[What to produce]:
Your answer should be every line of the records that contains the word "user".

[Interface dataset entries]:

○ ○ ○ ○ ○

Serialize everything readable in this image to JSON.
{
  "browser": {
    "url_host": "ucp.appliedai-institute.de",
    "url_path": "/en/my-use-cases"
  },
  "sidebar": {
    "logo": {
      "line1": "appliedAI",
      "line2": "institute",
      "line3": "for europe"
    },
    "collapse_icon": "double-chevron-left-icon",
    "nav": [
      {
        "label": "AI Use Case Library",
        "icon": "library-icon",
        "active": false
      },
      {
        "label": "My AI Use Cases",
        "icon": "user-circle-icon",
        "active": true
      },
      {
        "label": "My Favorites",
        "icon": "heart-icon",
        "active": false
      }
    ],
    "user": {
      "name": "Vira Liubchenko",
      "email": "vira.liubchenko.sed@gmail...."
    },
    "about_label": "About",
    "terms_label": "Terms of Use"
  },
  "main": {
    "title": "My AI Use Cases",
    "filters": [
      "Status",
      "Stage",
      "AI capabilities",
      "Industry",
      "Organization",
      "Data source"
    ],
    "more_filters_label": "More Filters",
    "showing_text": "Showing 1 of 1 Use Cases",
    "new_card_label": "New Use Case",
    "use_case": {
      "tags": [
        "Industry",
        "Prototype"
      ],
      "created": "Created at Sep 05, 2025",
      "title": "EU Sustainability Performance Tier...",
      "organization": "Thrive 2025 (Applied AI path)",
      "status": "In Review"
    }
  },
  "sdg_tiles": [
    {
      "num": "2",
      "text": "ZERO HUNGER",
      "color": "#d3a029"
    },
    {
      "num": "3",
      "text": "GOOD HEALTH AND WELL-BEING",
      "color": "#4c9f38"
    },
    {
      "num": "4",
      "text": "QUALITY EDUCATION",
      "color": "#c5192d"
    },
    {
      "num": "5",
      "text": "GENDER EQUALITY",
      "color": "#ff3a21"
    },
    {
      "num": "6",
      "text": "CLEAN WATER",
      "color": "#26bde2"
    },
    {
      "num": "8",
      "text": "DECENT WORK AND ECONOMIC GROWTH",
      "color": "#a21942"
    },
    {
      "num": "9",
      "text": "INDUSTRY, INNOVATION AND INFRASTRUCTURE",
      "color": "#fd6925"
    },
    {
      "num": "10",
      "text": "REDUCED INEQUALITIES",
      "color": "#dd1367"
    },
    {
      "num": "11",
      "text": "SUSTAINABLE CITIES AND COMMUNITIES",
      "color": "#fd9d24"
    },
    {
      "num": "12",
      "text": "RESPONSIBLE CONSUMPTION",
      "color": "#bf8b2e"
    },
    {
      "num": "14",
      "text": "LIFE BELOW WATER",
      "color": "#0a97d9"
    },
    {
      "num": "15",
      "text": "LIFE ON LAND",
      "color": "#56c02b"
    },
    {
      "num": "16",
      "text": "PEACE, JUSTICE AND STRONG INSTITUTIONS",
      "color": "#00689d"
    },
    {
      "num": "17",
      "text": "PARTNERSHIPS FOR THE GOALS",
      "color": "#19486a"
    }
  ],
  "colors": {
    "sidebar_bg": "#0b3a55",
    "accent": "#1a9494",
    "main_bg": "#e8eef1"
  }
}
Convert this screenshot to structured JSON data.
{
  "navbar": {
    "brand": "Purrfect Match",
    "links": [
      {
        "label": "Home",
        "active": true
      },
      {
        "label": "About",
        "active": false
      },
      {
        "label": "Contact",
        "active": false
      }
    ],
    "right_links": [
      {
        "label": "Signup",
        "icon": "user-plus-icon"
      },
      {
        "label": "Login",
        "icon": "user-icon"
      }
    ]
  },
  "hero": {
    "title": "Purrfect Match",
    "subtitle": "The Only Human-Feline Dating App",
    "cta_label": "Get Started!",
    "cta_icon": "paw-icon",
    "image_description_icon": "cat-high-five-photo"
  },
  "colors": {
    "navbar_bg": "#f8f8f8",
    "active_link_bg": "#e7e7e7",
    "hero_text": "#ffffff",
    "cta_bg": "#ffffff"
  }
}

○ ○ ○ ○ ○

[Answer to this task]:
        "icon": "user-circle-icon",
    "user": {
        "icon": "user-plus-icon"
        "icon": "user-icon"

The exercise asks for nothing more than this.